In 2005, road transport emissions were around 12.5 million tonnes of coal, and by 2030 the plan is to reduce emissions to 6.25 million tonnes.
The three-stage roadmap published by the Ministry on Friday is particularly relevant for road traffic, which accounts for the largest share of Finland’s total traffic emissions.
According to the Minister of Transport and Communications, the map sets the direction for the transition to zero emissions by 2045 Timo Harakka (SDP), which said it welcomed the roadmap.
"Transport plays an important role in achieving national emission reduction targets. We will start by supporting and encouraging businesses and citizens to use increasingly sustainable modes of transport," Magpie said in a ministry statement.

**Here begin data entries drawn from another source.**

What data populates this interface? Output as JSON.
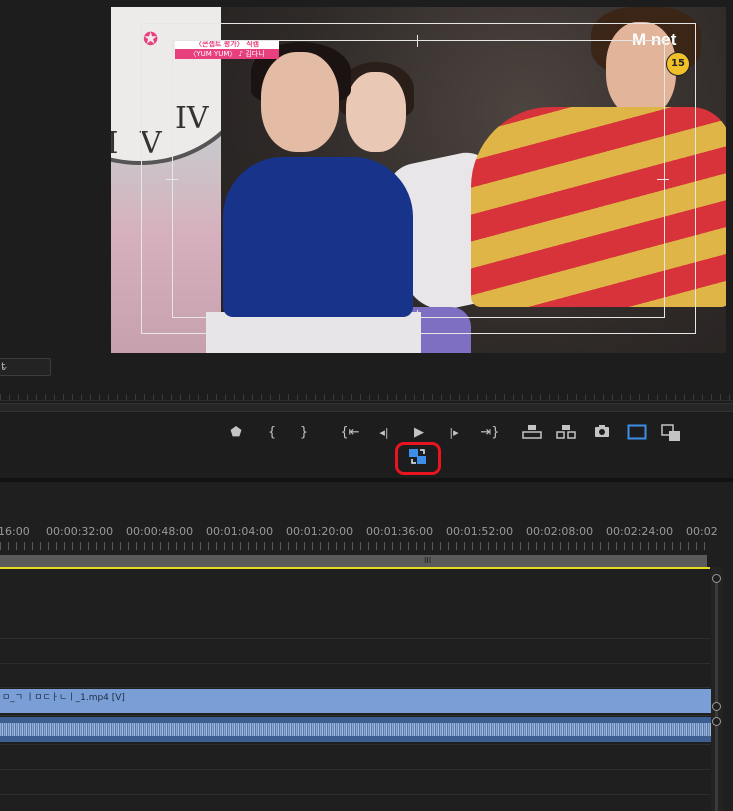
{
  "program_monitor": {
    "overlay_banner_line1": "〈콘셉트 평가〉 직캠",
    "overlay_banner_line2": "〈YUM YUM〉 ♪ 김다니",
    "overlay_logo": "PRODUCE 101",
    "overlay_channel": "Mnet",
    "overlay_rating": "15",
    "fit_dropdown_value": "t",
    "clock_numerals": [
      "IV",
      "V",
      "VI"
    ]
  },
  "transport": {
    "buttons": [
      {
        "name": "add-marker-icon",
        "glyph": "⬟"
      },
      {
        "name": "mark-in-icon",
        "glyph": "{"
      },
      {
        "name": "mark-out-icon",
        "glyph": "}"
      },
      {
        "name": "go-to-in-icon",
        "glyph": "{⇤"
      },
      {
        "name": "step-back-icon",
        "glyph": "◀|"
      },
      {
        "name": "play-icon",
        "glyph": "▶"
      },
      {
        "name": "step-forward-icon",
        "glyph": "|▶"
      },
      {
        "name": "go-to-out-icon",
        "glyph": "⇥}"
      },
      {
        "name": "lift-icon",
        "glyph": "⏏"
      },
      {
        "name": "extract-icon",
        "glyph": "⎍"
      },
      {
        "name": "export-frame-icon",
        "glyph": "📷"
      },
      {
        "name": "safe-margins-icon",
        "glyph": "▢"
      },
      {
        "name": "comparison-view-icon",
        "glyph": "⧉"
      }
    ],
    "toggle_proxies": "toggle-proxies-icon",
    "highlight_color": "#e8141f",
    "active_color": "#3d8eea"
  },
  "timeline": {
    "timecodes": [
      "16:00",
      "00:00:32:00",
      "00:00:48:00",
      "00:01:04:00",
      "00:01:20:00",
      "00:01:36:00",
      "00:01:52:00",
      "00:02:08:00",
      "00:02:24:00",
      "00:02"
    ],
    "video_clip_label": "ㅁ_ㄱ ㅣㅁㄷㅏㄴㅣ_1.mp4 [V]",
    "work_area_grip": "III",
    "video_clip_color": "#7a9fd6",
    "audio_clip_color": "#3c5e90",
    "in_out_color": "#e5dc22"
  }
}
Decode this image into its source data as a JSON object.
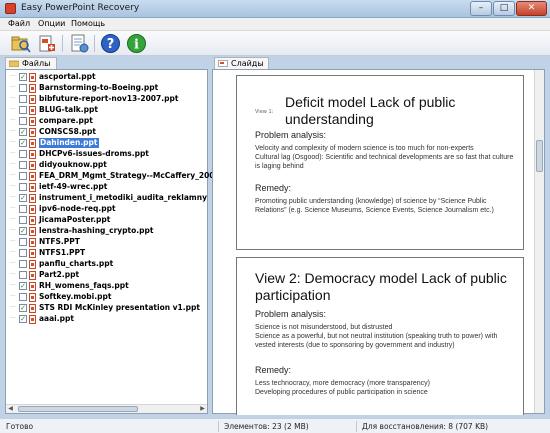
{
  "window": {
    "title": "Easy PowerPoint Recovery"
  },
  "menu": [
    "Файл",
    "Опции",
    "Помощь"
  ],
  "toolbar": {
    "icons": [
      "open-folder-icon",
      "add-file-icon",
      "recovery-wizard-icon",
      "help-icon",
      "info-icon"
    ]
  },
  "left_tab": {
    "label": "Файлы"
  },
  "right_tab": {
    "label": "Слайды"
  },
  "files": [
    {
      "name": "ascportal.ppt",
      "checked": true
    },
    {
      "name": "Barnstorming-to-Boeing.ppt",
      "checked": false
    },
    {
      "name": "bibfuture-report-nov13-2007.ppt",
      "checked": false
    },
    {
      "name": "BLUG-talk.ppt",
      "checked": false
    },
    {
      "name": "compare.ppt",
      "checked": false
    },
    {
      "name": "CONSCS8.ppt",
      "checked": true
    },
    {
      "name": "Dahinden.ppt",
      "checked": true,
      "selected": true
    },
    {
      "name": "DHCPv6-issues-droms.ppt",
      "checked": false
    },
    {
      "name": "didyouknow.ppt",
      "checked": false
    },
    {
      "name": "FEA_DRM_Mgmt_Strategy--McCaffery_200",
      "checked": false
    },
    {
      "name": "ietf-49-wrec.ppt",
      "checked": false
    },
    {
      "name": "instrument_i_metodiki_audita_reklamny",
      "checked": true
    },
    {
      "name": "ipv6-node-req.ppt",
      "checked": false
    },
    {
      "name": "JicamaPoster.ppt",
      "checked": false
    },
    {
      "name": "lenstra-hashing_crypto.ppt",
      "checked": true
    },
    {
      "name": "NTFS.PPT",
      "checked": false
    },
    {
      "name": "NTFS1.PPT",
      "checked": false
    },
    {
      "name": "panflu_charts.ppt",
      "checked": false
    },
    {
      "name": "Part2.ppt",
      "checked": false
    },
    {
      "name": "RH_womens_faqs.ppt",
      "checked": true
    },
    {
      "name": "Softkey.mobi.ppt",
      "checked": false
    },
    {
      "name": "STS RDI McKinley presentation v1.ppt",
      "checked": true
    },
    {
      "name": "aaai.ppt",
      "checked": true
    }
  ],
  "slides": [
    {
      "small_label": "View 1:",
      "title": "Deficit model Lack of public understanding",
      "heading1": "Problem analysis:",
      "body1": "Velocity and complexity of modern science is too much for non-experts\nCultural lag (Osgood): Scientific and technical developments are so fast that culture is laging behind",
      "heading2": "Remedy:",
      "body2": "Promoting public understanding (knowledge) of science by “Science Public Relations” (e.g. Science Museums, Science Events, Science Journalism etc.)"
    },
    {
      "title": "View 2: Democracy model Lack of public participation",
      "heading1": "Problem analysis:",
      "body1": "Science is not misunderstood, but distrusted\nScience as a powerful, but not neutral institution (speaking truth to power) with vested interests (due to sponsoring by government and industry)",
      "heading2": "Remedy:",
      "body2": "Less technocracy, more democracy (more transparency)\nDeveloping procedures of public participation in science"
    }
  ],
  "status": {
    "ready": "Готово",
    "items": "Элементов: 23 (2 MB)",
    "to_recover": "Для восстановления: 8 (707 KB)"
  }
}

Upgrade vehicles, charging point infrastructure
The government is assessing whether additional measures are needed to halve emissions in the fall by 2030, according to Haraka. Such measures may include emissions trading schemes or increases in fuel taxes.
In October, the Ministerial Working Group stated that in order to achieve the emission targets, Finland must replace fuel-using vehicles with 700,000 electric vehicles and tax internal combustion engine vehicles at a higher rate.
The first phase roadmap aims to move away from fossil fuels by upgrading road transport vehicles and implementing energy efficiency strategies through subsidies and incentives.
In the first phase, it is also proposed to expand pedestrian and cycling infrastructure and to further support public transport initiatives.
The roadmap listed a number of objectives and strategies, including expanding distribution obligations for electric and biofuels, expanding public electric vehicle charging infrastructure, supporting housing companies and workplaces to set up electric vehicle charging stations, setting up charging stations for service stations and encouraging ride-sharing schemes.
Source: The Nordic Page